To review: Why this focus on feelings? Two reasons in particular. First, feelings motivate us. Feelings lead to action. Feelings cause behaviors. Second, feelings are crucial because they allow for communication.
Back to Darwin
We must return to Darwin for a moment. In his 1872 book The Expression of the Emotions in Man and Animals, Darwin explored various expressions of emotions and concluded that some were innate and universal. He made the case that these universal expressions of emotions were present in homo sapiens and evolved from animals.
As Paul Ekman noted:
“I believe most scientists consider the universality of facial expressions of emotion to be well established… Darwin’s central point is well established: a number of emotions have a universal expression. This would have pleased Darwin, for he acknowledged that not every emotion has an expression, let alone a universal one. But to find evidence of universals for six to eight emotions is consistent with an evolutionary view” (1998, pages 390-391, emphasis in original).

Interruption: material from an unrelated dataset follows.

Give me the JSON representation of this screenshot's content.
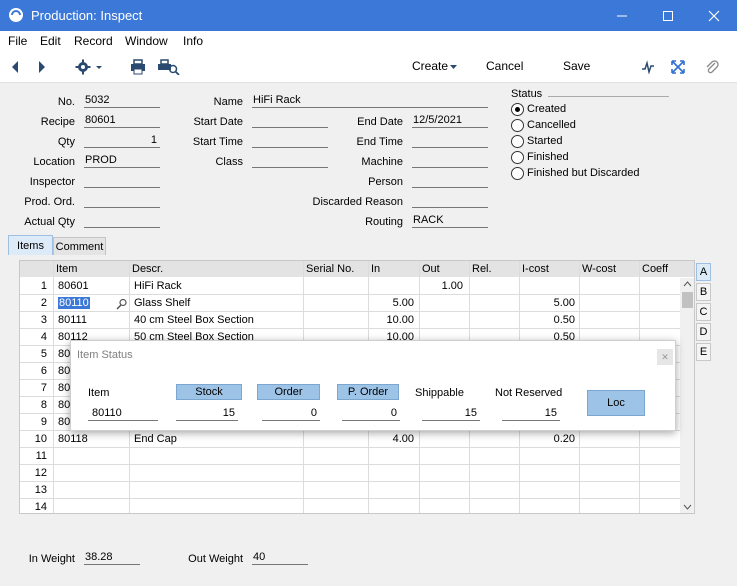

The data supporting universal, inborn expressions come from a variety of sources: infant development, anthropology and cross-cultural studies, and neurophysiology. As children develop, they may be able to control their facial expressions to some extent, although high-speed film will still document the original expression. In addition, cultural differences can affect the later expression of emotions. For readers interested in these nature/nurture issues, Paul Ekman’s Foreword and Afterword to Darwin’s 1872 book are well worth reading.

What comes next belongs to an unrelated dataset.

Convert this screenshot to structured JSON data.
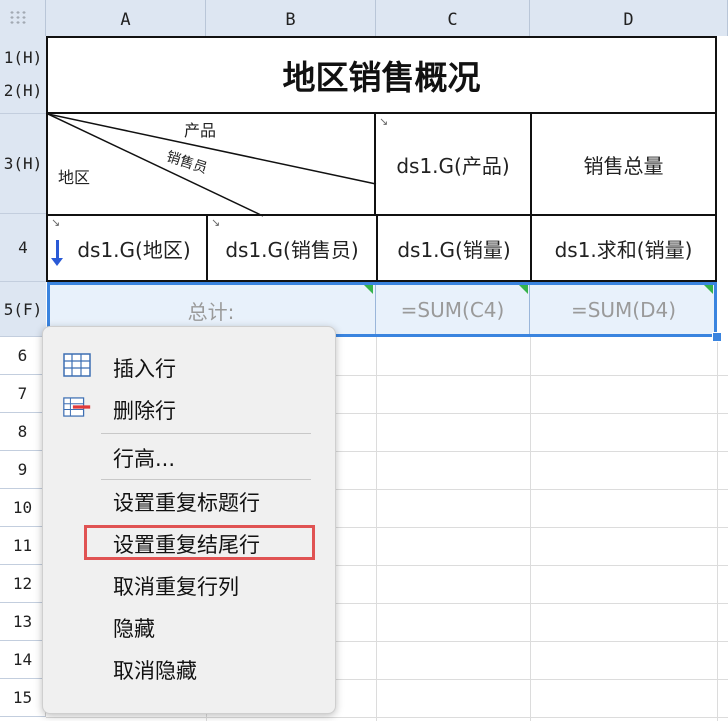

What Feelings Are There?
And How Do They Work?
So, now we turn to Silvan Tomkins and his colleagues. Tomkins has been especially helpful in pushing ahead our understanding of feelings. Tomkins was born in 1911. He studied and worked at a variety of educational centers: University of Pennsylvania, Harvard, Princeton, City University of New York, and Rutgers. He published extensively, with most of his writing contained in a four-volume work titled Affect Imagery Consciousness (1962, 1963, 1991, 1992). He was diagnosed with cancer in 1990 and died in 1991, shortly after his 80th birthday. His younger collaborators are all important contributors in their own right. They include: Virginia Demos, Paul Ekman, Carroll Izard, and Don Nathanson.
Tomkins said essentially this:
“There seem to be a small number of built-in feelings, and I want to tell you what they are and how they work.” Or, in the extended version: “I agree with Darwin, the neurobiologists and the infant researchers who suggest there are a discrete number of inherited, innate feelings with corresponding facial and bodily expressions. These feelings link up with experience and combine with each other to form our more complex emotional life and personality. I think I can tell you what these earliest feelings are and how they operate.”
However, a few caveats before we start. There is lively scientific controversy about how many of these earliest feelings exist, and even about how to conceptualize and think about them. So we do not need to get too hung up on whether there are six or eight or 10 of these earliest built-in feelings. It is the larger picture – seeing these feelings and appreciating them as the embryology of our emotional life – which is important. Tomkins himself shifted from eight to nine later in his life.
Also, Tomkins was well aware of the distinctions between conscious and unconscious feelings, between cortical cognitive processes and subcortical processes, and between drives and feelings. Some of this is important technically and clinically and is discussed elsewhere (e.g. Izard, 1977). But, for our purposes here, we need to focus on these built-in feelings, how they may work, and how they motivate human behavior. And those issues we will address in the next newsletter!
References for Interested Readers:
- Darwin C (1872). The Expression of the Emotions in Man and Animals. Third Edition, P. Ekman, ed., New York: Oxford University Press, 1998.
- Demos EV (1995). Exploring Affect: The Selected Writings of Silvan S. Tomkins. Cambridge, Eng.: Cambridge University Press.
- Izard C (1977). Human Emotions. New York: Plenum Press.
- Nathanson DL (1992). Shame and Pride: Affect, Sex, and the Birth of the Self. New York: WW Norton.
- Tomkins SS (1962). Affect Imagery Consciousness (Volume I): The Positive Affects. New York: Springer.
- Tomkins SS (1963). Affect Imagery Consciousness (Volume II): The Negative Affects. New York: Springer.
- Tomkins SS (1991). Affect Imagery Consciousness (Volume III): The Negative Affects: Anger and Fear. New York: Springer.
- Tomkins SS (1992). Affect Imagery Consciousness (Volume IV): Cognition: Duplication and Transformation of Information. New York: Springer.